----- DATA SUPPLIED
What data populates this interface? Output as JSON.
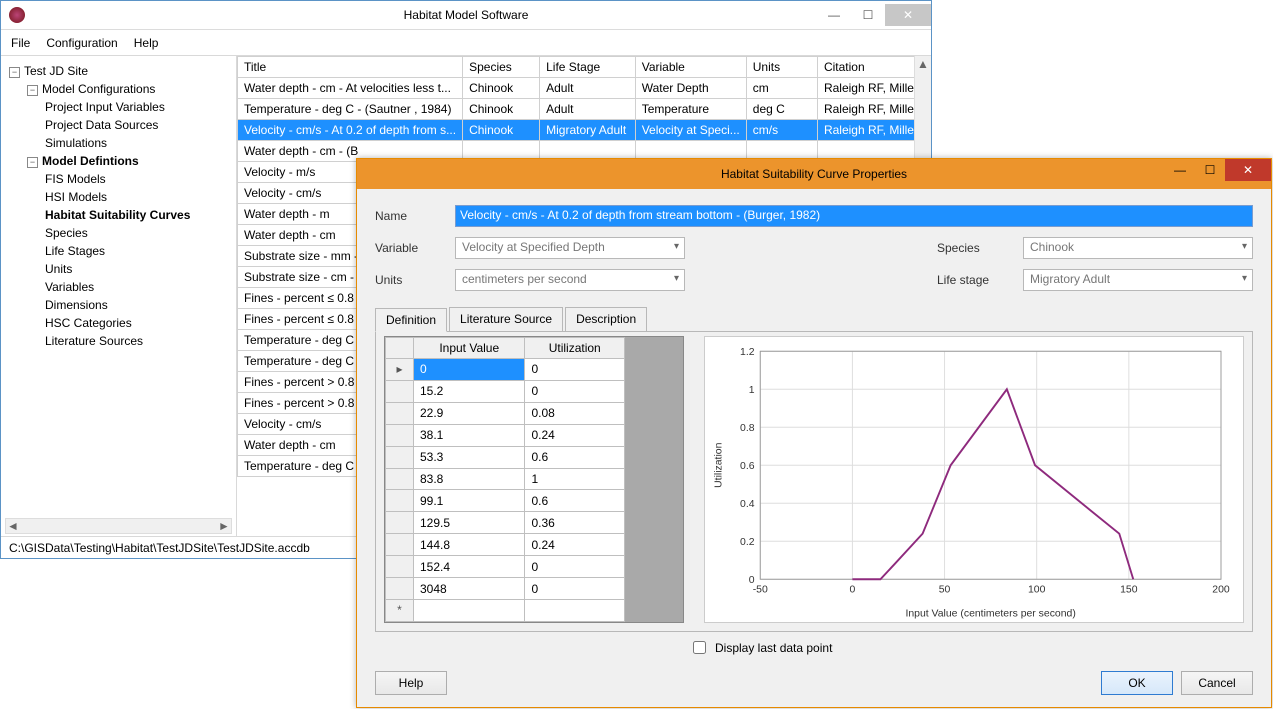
{
  "main_window": {
    "title": "Habitat Model Software",
    "menu": [
      "File",
      "Configuration",
      "Help"
    ],
    "status_path": "C:\\GISData\\Testing\\Habitat\\TestJDSite\\TestJDSite.accdb"
  },
  "tree": {
    "root": "Test JD Site",
    "model_config": "Model Configurations",
    "model_config_children": [
      "Project Input Variables",
      "Project Data Sources",
      "Simulations"
    ],
    "model_def": "Model Defintions",
    "model_def_children": [
      "FIS Models",
      "HSI Models",
      "Habitat Suitability Curves",
      "Species",
      "Life Stages",
      "Units",
      "Variables",
      "Dimensions",
      "HSC Categories",
      "Literature Sources"
    ],
    "selected": "Habitat Suitability Curves"
  },
  "grid": {
    "columns": [
      "Title",
      "Species",
      "Life Stage",
      "Variable",
      "Units",
      "Citation"
    ],
    "rows": [
      {
        "Title": "Water depth - cm -  At velocities less t...",
        "Species": "Chinook",
        "LifeStage": "Adult",
        "Variable": "Water Depth",
        "Units": "cm",
        "Citation": "Raleigh RF, Mille..."
      },
      {
        "Title": "Temperature - deg C - (Sautner , 1984)",
        "Species": "Chinook",
        "LifeStage": "Adult",
        "Variable": "Temperature",
        "Units": "deg C",
        "Citation": "Raleigh RF, Mille..."
      },
      {
        "Title": "Velocity - cm/s - At 0.2 of depth from s...",
        "Species": "Chinook",
        "LifeStage": "Migratory Adult",
        "Variable": "Velocity at Speci...",
        "Units": "cm/s",
        "Citation": "Raleigh RF, Mille...",
        "selected": true
      },
      {
        "Title": "Water depth - cm - (B"
      },
      {
        "Title": "Velocity - m/s"
      },
      {
        "Title": "Velocity - cm/s"
      },
      {
        "Title": "Water depth - m"
      },
      {
        "Title": "Water depth - cm"
      },
      {
        "Title": "Substrate size - mm -"
      },
      {
        "Title": "Substrate size - cm -"
      },
      {
        "Title": "Fines - percent ≤ 0.8"
      },
      {
        "Title": "Fines - percent ≤ 0.8"
      },
      {
        "Title": "Temperature - deg C"
      },
      {
        "Title": "Temperature - deg C"
      },
      {
        "Title": "Fines - percent > 0.8"
      },
      {
        "Title": "Fines - percent > 0.8"
      },
      {
        "Title": "Velocity - cm/s"
      },
      {
        "Title": "Water depth - cm"
      },
      {
        "Title": "Temperature - deg C"
      }
    ]
  },
  "dialog": {
    "title": "Habitat Suitability Curve Properties",
    "labels": {
      "name": "Name",
      "variable": "Variable",
      "units": "Units",
      "species": "Species",
      "lifestage": "Life stage"
    },
    "name_value": "Velocity - cm/s - At 0.2 of depth from stream bottom - (Burger, 1982)",
    "variable_value": "Velocity at Specified Depth",
    "units_value": "centimeters per second",
    "species_value": "Chinook",
    "lifestage_value": "Migratory Adult",
    "tabs": [
      "Definition",
      "Literature Source",
      "Description"
    ],
    "def_columns": [
      "Input Value",
      "Utilization"
    ],
    "def_rows": [
      {
        "in": "0",
        "ut": "0",
        "sel": true
      },
      {
        "in": "15.2",
        "ut": "0"
      },
      {
        "in": "22.9",
        "ut": "0.08"
      },
      {
        "in": "38.1",
        "ut": "0.24"
      },
      {
        "in": "53.3",
        "ut": "0.6"
      },
      {
        "in": "83.8",
        "ut": "1"
      },
      {
        "in": "99.1",
        "ut": "0.6"
      },
      {
        "in": "129.5",
        "ut": "0.36"
      },
      {
        "in": "144.8",
        "ut": "0.24"
      },
      {
        "in": "152.4",
        "ut": "0"
      },
      {
        "in": "3048",
        "ut": "0"
      }
    ],
    "display_last_label": "Display last data point",
    "buttons": {
      "help": "Help",
      "ok": "OK",
      "cancel": "Cancel"
    }
  },
  "chart_data": {
    "type": "line",
    "x": [
      0,
      15.2,
      22.9,
      38.1,
      53.3,
      83.8,
      99.1,
      129.5,
      144.8,
      152.4
    ],
    "y": [
      0,
      0,
      0.08,
      0.24,
      0.6,
      1,
      0.6,
      0.36,
      0.24,
      0
    ],
    "xlabel": "Input Value (centimeters per second)",
    "ylabel": "Utilization",
    "xlim": [
      -50,
      200
    ],
    "ylim": [
      0,
      1.2
    ],
    "xticks": [
      -50,
      0,
      50,
      100,
      150,
      200
    ],
    "yticks": [
      0,
      0.2,
      0.4,
      0.6,
      0.8,
      1,
      1.2
    ],
    "color": "#8e2a7d"
  }
}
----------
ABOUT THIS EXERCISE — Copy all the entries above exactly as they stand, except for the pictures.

RESULT OF THE EXERCISE —
What data populates this interface? Output as JSON.
{
  "main_window": {
    "title": "Habitat Model Software",
    "menu": [
      "File",
      "Configuration",
      "Help"
    ],
    "status_path": "C:\\GISData\\Testing\\Habitat\\TestJDSite\\TestJDSite.accdb"
  },
  "tree": {
    "root": "Test JD Site",
    "model_config": "Model Configurations",
    "model_config_children": [
      "Project Input Variables",
      "Project Data Sources",
      "Simulations"
    ],
    "model_def": "Model Defintions",
    "model_def_children": [
      "FIS Models",
      "HSI Models",
      "Habitat Suitability Curves",
      "Species",
      "Life Stages",
      "Units",
      "Variables",
      "Dimensions",
      "HSC Categories",
      "Literature Sources"
    ],
    "selected": "Habitat Suitability Curves"
  },
  "grid": {
    "columns": [
      "Title",
      "Species",
      "Life Stage",
      "Variable",
      "Units",
      "Citation"
    ],
    "rows": [
      {
        "Title": "Water depth - cm -  At velocities less t...",
        "Species": "Chinook",
        "LifeStage": "Adult",
        "Variable": "Water Depth",
        "Units": "cm",
        "Citation": "Raleigh RF, Mille..."
      },
      {
        "Title": "Temperature - deg C - (Sautner , 1984)",
        "Species": "Chinook",
        "LifeStage": "Adult",
        "Variable": "Temperature",
        "Units": "deg C",
        "Citation": "Raleigh RF, Mille..."
      },
      {
        "Title": "Velocity - cm/s - At 0.2 of depth from s...",
        "Species": "Chinook",
        "LifeStage": "Migratory Adult",
        "Variable": "Velocity at Speci...",
        "Units": "cm/s",
        "Citation": "Raleigh RF, Mille...",
        "selected": true
      },
      {
        "Title": "Water depth - cm - (B"
      },
      {
        "Title": "Velocity - m/s"
      },
      {
        "Title": "Velocity - cm/s"
      },
      {
        "Title": "Water depth - m"
      },
      {
        "Title": "Water depth - cm"
      },
      {
        "Title": "Substrate size - mm -"
      },
      {
        "Title": "Substrate size - cm -"
      },
      {
        "Title": "Fines - percent ≤ 0.8"
      },
      {
        "Title": "Fines - percent ≤ 0.8"
      },
      {
        "Title": "Temperature - deg C"
      },
      {
        "Title": "Temperature - deg C"
      },
      {
        "Title": "Fines - percent > 0.8"
      },
      {
        "Title": "Fines - percent > 0.8"
      },
      {
        "Title": "Velocity - cm/s"
      },
      {
        "Title": "Water depth - cm"
      },
      {
        "Title": "Temperature - deg C"
      }
    ]
  },
  "dialog": {
    "title": "Habitat Suitability Curve Properties",
    "labels": {
      "name": "Name",
      "variable": "Variable",
      "units": "Units",
      "species": "Species",
      "lifestage": "Life stage"
    },
    "name_value": "Velocity - cm/s - At 0.2 of depth from stream bottom - (Burger, 1982)",
    "variable_value": "Velocity at Specified Depth",
    "units_value": "centimeters per second",
    "species_value": "Chinook",
    "lifestage_value": "Migratory Adult",
    "tabs": [
      "Definition",
      "Literature Source",
      "Description"
    ],
    "def_columns": [
      "Input Value",
      "Utilization"
    ],
    "def_rows": [
      {
        "in": "0",
        "ut": "0",
        "sel": true
      },
      {
        "in": "15.2",
        "ut": "0"
      },
      {
        "in": "22.9",
        "ut": "0.08"
      },
      {
        "in": "38.1",
        "ut": "0.24"
      },
      {
        "in": "53.3",
        "ut": "0.6"
      },
      {
        "in": "83.8",
        "ut": "1"
      },
      {
        "in": "99.1",
        "ut": "0.6"
      },
      {
        "in": "129.5",
        "ut": "0.36"
      },
      {
        "in": "144.8",
        "ut": "0.24"
      },
      {
        "in": "152.4",
        "ut": "0"
      },
      {
        "in": "3048",
        "ut": "0"
      }
    ],
    "display_last_label": "Display last data point",
    "buttons": {
      "help": "Help",
      "ok": "OK",
      "cancel": "Cancel"
    }
  },
  "chart_data": {
    "type": "line",
    "x": [
      0,
      15.2,
      22.9,
      38.1,
      53.3,
      83.8,
      99.1,
      129.5,
      144.8,
      152.4
    ],
    "y": [
      0,
      0,
      0.08,
      0.24,
      0.6,
      1,
      0.6,
      0.36,
      0.24,
      0
    ],
    "xlabel": "Input Value (centimeters per second)",
    "ylabel": "Utilization",
    "xlim": [
      -50,
      200
    ],
    "ylim": [
      0,
      1.2
    ],
    "xticks": [
      -50,
      0,
      50,
      100,
      150,
      200
    ],
    "yticks": [
      0,
      0.2,
      0.4,
      0.6,
      0.8,
      1,
      1.2
    ],
    "color": "#8e2a7d"
  }
}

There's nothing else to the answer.